In NE Carlsbad, Solana Beach, East Rancho Bernardo, and Rancho Penasquitos there are more houses pending than active – that’s scorching hot.
Places where the Actives-to-Pendings are better than a 2:1 ratio are doing well.
Here are the stats in different areas:
We’re just getting started!
Buyers are hitting the streets in full force now. We’ve had 60+ new pendings for three weeks in a row, which hasn’t happened since July. Of the 63 new pendings this week, eleven had been on the market less than 7 days, and eight had been on the market for more than 100 days.
It appears that list-price averages are going to stay above $400/sf. Remember when Carmel Valley sales averaged $330/sf for a couple of years!
Click on the link below for the complete NSDCC active-inventory data:
I don’t have a dog in this race, I just like seeing people getting involved in their community. KPBS has both sides of the debate here:
It used to make sense that the higher prices went, the more people would sell.
But now here we are at all-time high prices, and not many are interested. It must be due to the lack of other options – not selling looks better than selling.
New Detached-Home Listings Between Jan 1 – Feb 15
One place where there has been some nice action is the $700,000 – $900,000 range along the I-15 corridor. There has been a steady stream of new product coming to market, and momentum is building as most sell within the first week (catching many sellers and agents by surprise).
When there are only a smattering of new listings like we’re having along the coast, buyers struggle with whether the pricing is real. A few will sell here and there, but more listings would provide more comfort to buyers, one way or another. If they see them selling, then they’d be more likely to jump in!
Analyst Chris Thornberg doesn’t think this is a bubble market, and suggested that you should go buy anything you can get your hands on.
While the current environment may have the same frenzy/intensity of the last bubble, there are three reasons it won’t blow up like it did last time:
1. Banks have learned to be flexible on foreclosures.
They figured it out – the houses being foreclosed today are those with some equity, and either the bank is getting their full pop at the trustee sale, or if they have to sell it as an REO they might make some extra dough.
2. The government is in full support of the housing market.
Tweak the accounting rules, throw money at loan-mod programs, lower rates, and literally tell the banks to not do anything to harm the economy. Uncle Sam has your back.
3. We learned that a surprising amount of people didn’t freak out over being underwater.
They have to live some place, and with some support from the previous two above, they survived.
If prices stabilize, Bernanke and his buddies will come out looking like heroes. We don’t really need prices to keep going up around here; in most parts of North SD County’s coastal region we are back to peak pricing or higher.

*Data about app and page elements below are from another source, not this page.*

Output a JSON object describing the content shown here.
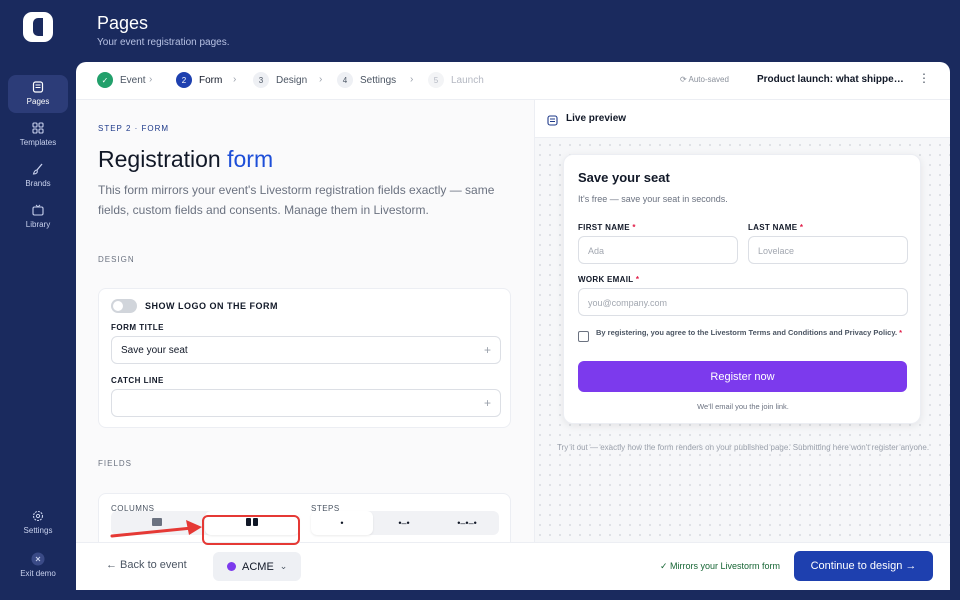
{
  "rail": {
    "items": [
      {
        "label": "Pages",
        "icon": "pages-icon",
        "active": true
      },
      {
        "label": "Templates",
        "icon": "grid-icon"
      },
      {
        "label": "Brands",
        "icon": "brush-icon"
      },
      {
        "label": "Library",
        "icon": "library-icon"
      }
    ],
    "bottom": [
      {
        "label": "Settings",
        "icon": "gear-icon"
      },
      {
        "label": "Exit demo",
        "icon": "exit-icon"
      }
    ]
  },
  "header": {
    "title": "Pages",
    "subtitle": "Your event registration pages."
  },
  "stepper": {
    "steps": [
      {
        "num": "✓",
        "label": "Event",
        "state": "done"
      },
      {
        "num": "2",
        "label": "Form",
        "state": "current"
      },
      {
        "num": "3",
        "label": "Design",
        "state": "todo"
      },
      {
        "num": "4",
        "label": "Settings",
        "state": "todo"
      },
      {
        "num": "5",
        "label": "Launch",
        "state": "disabled"
      }
    ],
    "autosaved": "Auto-saved",
    "doc_title": "Product launch: what shipped this quarter"
  },
  "form": {
    "eyebrow": "STEP 2 · FORM",
    "title_main": "Registration",
    "title_accent": "form",
    "description": "This form mirrors your event's Livestorm registration fields exactly — same fields, custom fields and consents. Manage them in Livestorm.",
    "design_label": "DESIGN",
    "show_logo_label": "SHOW LOGO ON THE FORM",
    "form_title_label": "FORM TITLE",
    "form_title_value": "Save your seat",
    "catch_line_label": "CATCH LINE",
    "catch_line_value": "",
    "fields_label": "FIELDS",
    "columns_label": "COLUMNS",
    "steps_label": "STEPS"
  },
  "preview": {
    "header": "Live preview",
    "title": "Save your seat",
    "subtitle": "It's free — save your seat in seconds.",
    "first_name_label": "FIRST NAME",
    "first_name_placeholder": "Ada",
    "last_name_label": "LAST NAME",
    "last_name_placeholder": "Lovelace",
    "email_label": "WORK EMAIL",
    "email_placeholder": "you@company.com",
    "consent": "By registering, you agree to the Livestorm Terms and Conditions and Privacy Policy.",
    "required_mark": "*",
    "button": "Register now",
    "foot": "We'll email you the join link.",
    "note": "Try it out — exactly how the form renders on your published page. Submitting here won't register anyone."
  },
  "bottom": {
    "back": "← Back to event",
    "brand": "ACME",
    "mirrors": "✓ Mirrors your Livestorm form",
    "continue": "Continue to design →"
  },
  "colors": {
    "accent": "#1e40af",
    "brand": "#7c3aed",
    "rail": "#1a2a5e",
    "highlight": "#e53935"
  }
}
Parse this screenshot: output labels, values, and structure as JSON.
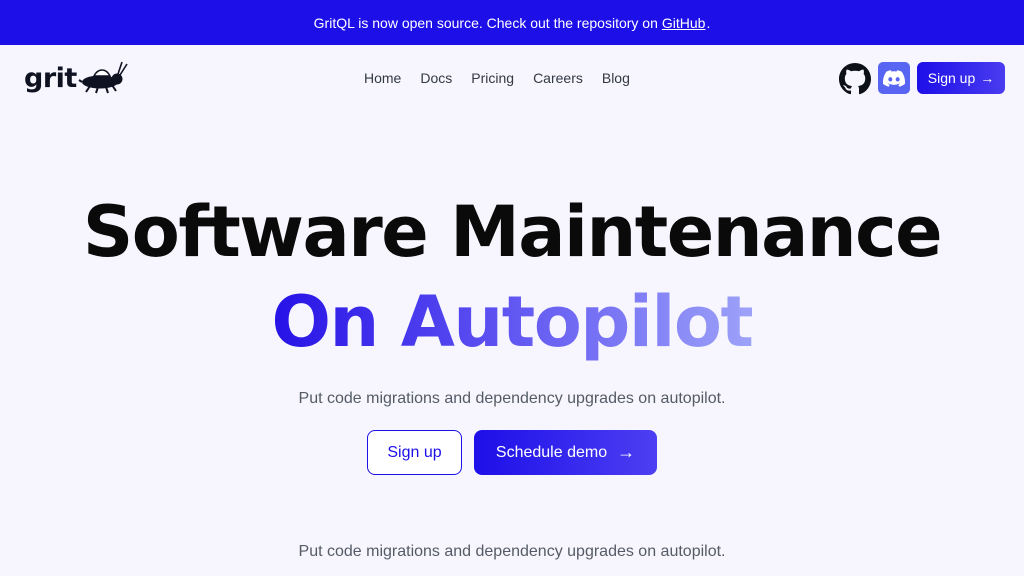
{
  "banner": {
    "text": "GritQL is now open source. Check out the repository on",
    "link_text": "GitHub",
    "trailing": "."
  },
  "nav": {
    "logo_text": "grit",
    "links": [
      {
        "label": "Home"
      },
      {
        "label": "Docs"
      },
      {
        "label": "Pricing"
      },
      {
        "label": "Careers"
      },
      {
        "label": "Blog"
      }
    ],
    "github_icon": "github-icon",
    "discord_icon": "discord-icon",
    "signup_label": "Sign up",
    "signup_arrow": "→"
  },
  "hero": {
    "title": "Software Maintenance",
    "accent": "On Autopilot",
    "subtitle": "Put code migrations and dependency upgrades on autopilot.",
    "signup_label": "Sign up",
    "demo_label": "Schedule demo",
    "demo_arrow": "→",
    "subtitle_repeat": "Put code migrations and dependency upgrades on autopilot."
  },
  "colors": {
    "brand": "#1d0fe8",
    "background": "#f7f6fe",
    "discord": "#5865f2"
  }
}
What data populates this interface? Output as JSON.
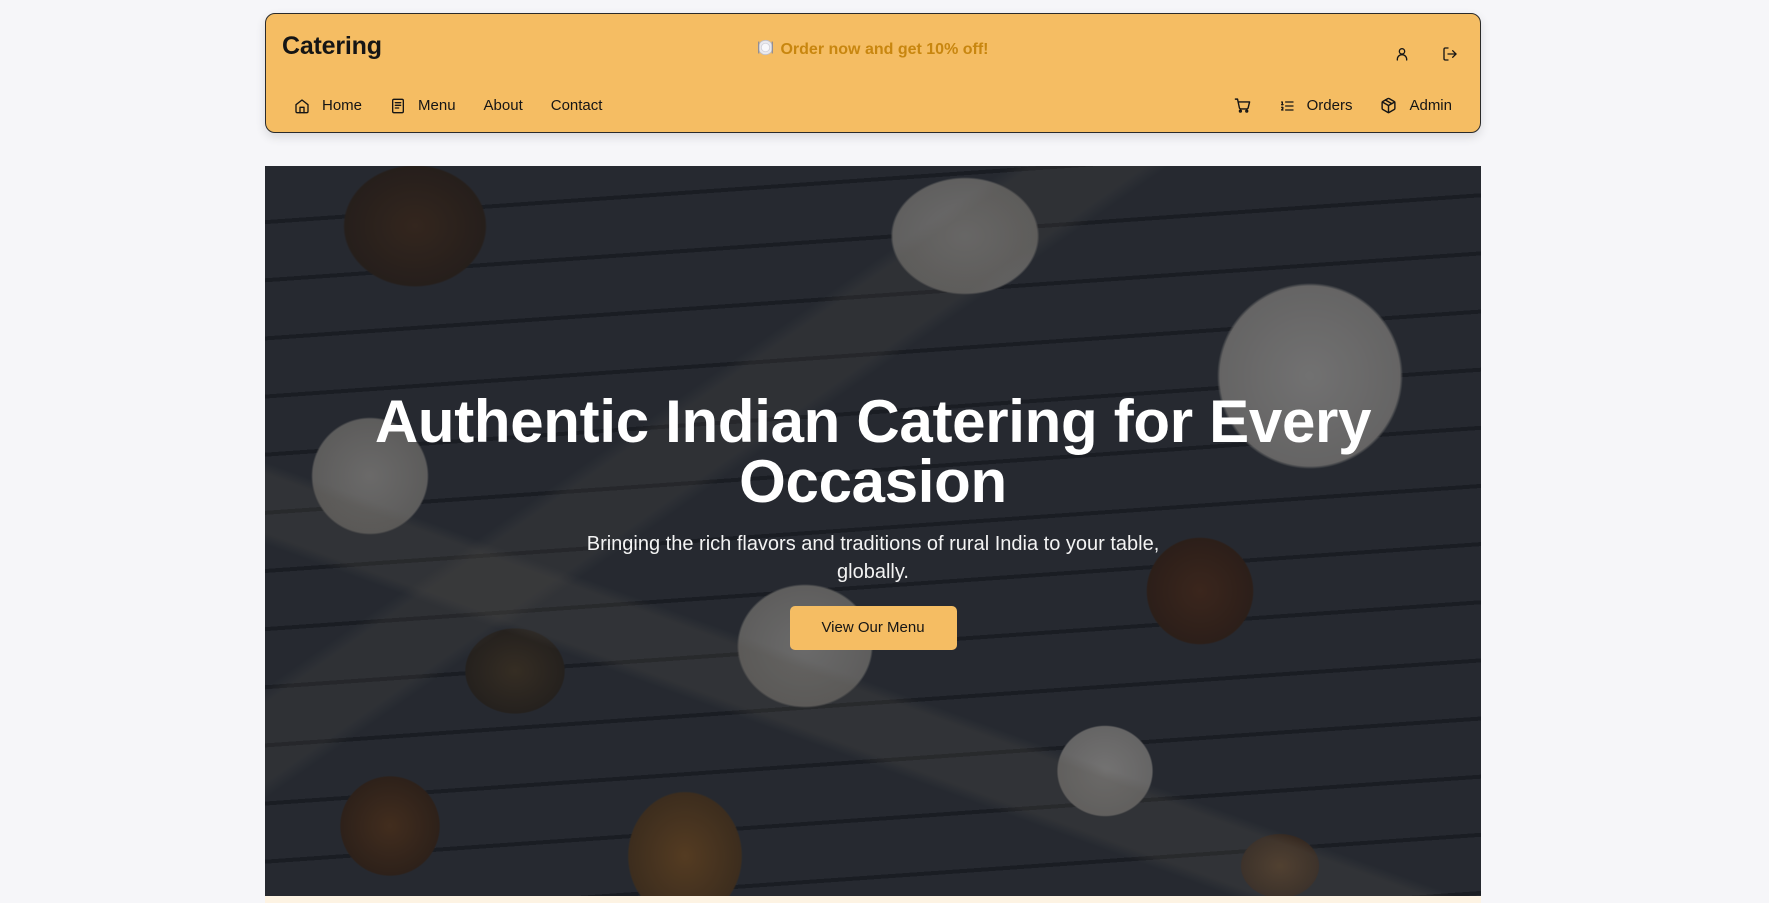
{
  "header": {
    "brand": "Catering",
    "promo": "Order now and get 10% off!",
    "promo_icon": "plate-icon",
    "account_icon": "user-icon",
    "logout_icon": "logout-icon"
  },
  "nav": {
    "left": [
      {
        "label": "Home",
        "icon": "home-icon"
      },
      {
        "label": "Menu",
        "icon": "menu-book-icon"
      },
      {
        "label": "About"
      },
      {
        "label": "Contact"
      }
    ],
    "right": [
      {
        "label": "",
        "icon": "cart-icon"
      },
      {
        "label": "Orders",
        "icon": "list-icon"
      },
      {
        "label": "Admin",
        "icon": "package-icon"
      }
    ]
  },
  "hero": {
    "title": "Authentic Indian Catering for Every Occasion",
    "subtitle": "Bringing the rich flavors and traditions of rural India to your table, globally.",
    "cta": "View Our Menu"
  },
  "colors": {
    "accent": "#f5bd63",
    "promo_text": "#c8860f",
    "page_bg": "#f6f6f9"
  }
}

Prices will ebb and flow. But the vast majority of those who bought in recent years are in for the long haul, and won’t care about short-term fluctuations in value – at least not enough to panic-sell.